Then life for Fells changed in a big way. He signed a one-year deal with the Deshaun Watson led Houston Texans on March 18, 2019, almost six years to the day he entered the league.

Last season saw Fells catch 34 passes on 48 targets, gain 341 yards, pick up 22 first downs, and score 7 touchdowns. These were all career single season high marks. It would seem Fells and Watson have a chemistry that clicked quickly.

Deshaun Watson’s 2020 Weapons: Tight Ends

When it comes to predicting the Houston Texans’ 53-man roster, it’s almost a given that Fells and Akins will make the squad. Assuming the Texans don’t have the room to keep four tight ends, that leaves either Thomas or Warring as the odd man out.

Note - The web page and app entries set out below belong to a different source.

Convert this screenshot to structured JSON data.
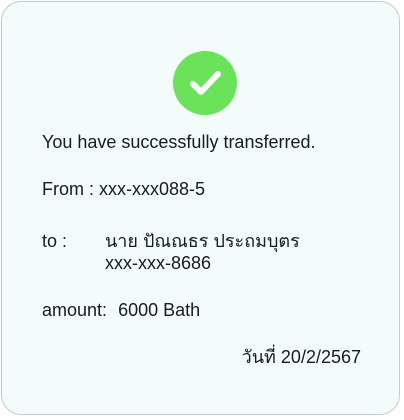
{
  "receipt": {
    "headline": "You have successfully transferred.",
    "from_label": "From :",
    "from_account": "xxx-xxx088-5",
    "to_label": "to :",
    "to_name": "นาย ปัณณธร ประถมบุตร",
    "to_account": "xxx-xxx-8686",
    "amount_label": "amount:",
    "amount_value": "6000 Bath",
    "date_label": "วันที่",
    "date_value": "20/2/2567"
  },
  "icons": {
    "status": "check-icon"
  },
  "colors": {
    "success_green": "#6ae35a",
    "card_background": "#f4fbfb",
    "card_border": "#c9c9c9",
    "text": "#1a1a1a"
  }
}
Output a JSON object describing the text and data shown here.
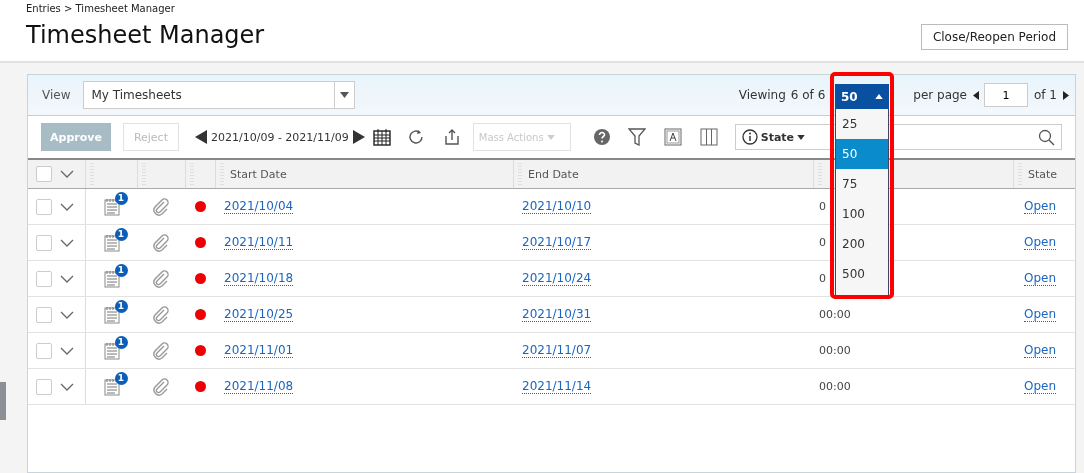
{
  "breadcrumb": "Entries > Timesheet Manager",
  "title": "Timesheet Manager",
  "header_button": "Close/Reopen Period",
  "view": {
    "label": "View",
    "value": "My Timesheets"
  },
  "pager": {
    "viewing_label": "Viewing",
    "count": "6 of 6",
    "per_page_value": "50",
    "per_page_label": "per page",
    "page": "1",
    "of_pages": "of 1"
  },
  "per_page_options": [
    {
      "label": "25",
      "selected": false
    },
    {
      "label": "50",
      "selected": true
    },
    {
      "label": "75",
      "selected": false
    },
    {
      "label": "100",
      "selected": false
    },
    {
      "label": "200",
      "selected": false
    },
    {
      "label": "500",
      "selected": false
    }
  ],
  "toolbar": {
    "approve": {
      "label": "Approve",
      "disabled": true
    },
    "reject": {
      "label": "Reject",
      "disabled": true
    },
    "date_range": "2021/10/09 - 2021/11/09",
    "mass_actions": {
      "label": "Mass Actions",
      "disabled": true
    },
    "filter_label": "State"
  },
  "select_all": {
    "checked": false
  },
  "columns": [
    "Start Date",
    "End Date",
    "State"
  ],
  "rows": [
    {
      "notes": "1",
      "color": "#ee0000",
      "start": "2021/10/04",
      "end": "2021/10/10",
      "hours": "0",
      "state": "Open",
      "checked": false
    },
    {
      "notes": "1",
      "color": "#ee0000",
      "start": "2021/10/11",
      "end": "2021/10/17",
      "hours": "0",
      "state": "Open",
      "checked": false
    },
    {
      "notes": "1",
      "color": "#ee0000",
      "start": "2021/10/18",
      "end": "2021/10/24",
      "hours": "0",
      "state": "Open",
      "checked": false
    },
    {
      "notes": "1",
      "color": "#ee0000",
      "start": "2021/10/25",
      "end": "2021/10/31",
      "hours": "00:00",
      "state": "Open",
      "checked": false
    },
    {
      "notes": "1",
      "color": "#ee0000",
      "start": "2021/11/01",
      "end": "2021/11/07",
      "hours": "00:00",
      "state": "Open",
      "checked": false
    },
    {
      "notes": "1",
      "color": "#ee0000",
      "start": "2021/11/08",
      "end": "2021/11/14",
      "hours": "00:00",
      "state": "Open",
      "checked": false
    }
  ]
}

Thomas grabbed the brass ring on the first day of 2020 training camp, garnering praise from his quarterback in the post-practice pressers:

Deshaun Watson (on Jordan Thomas)

He adds everything. He can play outside, inside, blocking, short, intermediate routes, long. He has the size and the speed. He’s 6-6 and 255 pounds that can run a 4.5 or 4.6. He’s a guy that’s very talented and has so much potential. He’s been working, you can tell. He came back ready and prepared for this camp. He’s ready to go. Whenever he gets his opportunity, I’m definitely going to give him a shot. He’s been capitalizing on those.

It would seem Warring got a slightly later start than Thomas, but it’s hard to deny the collective will of the other players, coaches, and fans to see Warring succeed.

Bill O’Brien, on Warring (8.30.2020):

He’s improved. He’s in a battle, though. He’s a great guy. He works really hard. He’s still a young player. He’s got a lot of talent. He had a good practice last week, I think. He’s working really hard to get better and he’s right in the mix.

We’re working hard with him and we want him to succeed.

That’s a competitive position. You’ve got guys there that have played a lot of football in Fells and Akins, and then Jordan Thomas and Kahale are coming off of injury last year... it’s a competitive position.

It’s hard to imagine a world where a third round draft pick clears waivers and makes it to the practice squad, so if Houston has to cut Warring, odds are another team will snatch him up with the belief that they can succeed with him where the Texans failed. Thomas would also likely find another team quickly if the Texans cut him.

Decisions, decisions.

If we’d had a full preseason to watch and grade these players, it might be a slam dunk as to which one would get the coveted third tight end spot. Without those exhibition games, all we can do is wait and wonder.

The deadline to have rosters down to 53 men is this Saturday, September 5th at 3 p.m. CDT. We’re only one week away from the Texans’ season kicking off against the Kansas City Chiefs on Thursday Night Football, so the Turk will be making his rounds for sure.

Who do you think makes the list of Deshaun Watson’s 2020 tight end weapons?